First of all, can he change the motherboard? I thought all these manufacturers like Dell, HP, Compaq, Gateway, etc. have proprietary mobos made by Intel or another manufacturer by contract to fit their specially designed mini-tower cases.

Burnselk, have you checked powerleap.com at all to see if a simple CPU replacement might help? They have great kits that include the heatsink, fan, etc.

Take a look at the results for your system:

http://www.powerleap.com/SystemSearch.html

They’re saying that this CPU upgrade matches your system for $220:
Intel P4 2.8GHz 400MHz FSB 478pin 512K Northwood CPU OEM
400 MHz Front Side Bus

Here you could get it for $187 with the heatsink and fan:

http://www.starmicro.net/detail.aspx?ID=542

If you search around, you might find it for a lower price. If your Pavillion is the P4 with the 1.5 ghz chip, this is a decent upgrade. It will keep your machine going for another few years. Once again, you could get a decent AMD Athlon emachine for about $600 AR with an LCD monitor, so it’s your choice.

At this point, I would probably upgrade and eventually buy or build a second machine. I’ve found that if one machine crashes, I’m lost, and a 2nd unit would come in handy to search the web for tech info and drivers if necessary.

[QUOTE=WiltonParmenter]Burnselk, have you checked powerleap.com at all to see if a simple CPU replacement might help? They have great kits that include the heatsink, fan, etc. QUOTE]

I thought of that too Wilton and wanted to explore going that route but during an on-line chat with an HP tech, I was told I could go no higher than 1.6GHz on the cpu upgrade for this particular model.
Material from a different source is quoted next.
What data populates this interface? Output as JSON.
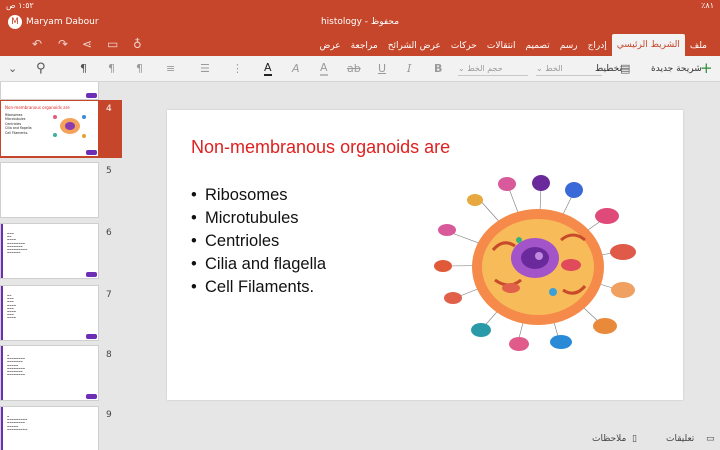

Wish I could, who’s right powerleap.com or HP?

[QUOTE=ripit]If nothing else, I can find you the specs for the diffrent sizes, and you can check out your motherboard tray to see what mounting it has. /QUOTE]

ripit, I appreciate your help on this.

If HP has a discussion forum on their site, I would post the question there.
You can also e-mail Powerleap. They’re pretty good at responding.

You also might want to register for the Tom’s Hardware Forums. They people over there are wild over their computers and you might get some good opinions on not only the CPU upgrade but the motherboard and SDRAM, too.

http://forumz.tomshardware.com/hardware/CPUs-forum-1.html

I cannot find dimentions on the uatx boards anywhere. I’ll look a little further though. In the mean time, you can compare the hole locations and board size of yours to these (under layout)
http://www.formfactors.org/developer\specs\FlexATXaddn1_0.pdf
http://www.formfactors.org/developer\specs\matxspe1.2.pdf
http://www.formfactors.org/developer\specs\atx2_2.pdf

I did read somewhere that a flex atx board may fit in a uatx system, though it was on a forum so I would want some confirmation on that one.

Just found this. Someone on the hp forums said that uatx is the same as microatx. If that is true, then there are lots of motherboards that will work (check your dimentions against the microatx dimentions I gave above though).

http://forums1.itrc.hp.com/service/forums/bizsupport/questionanswer.do?threadId=711157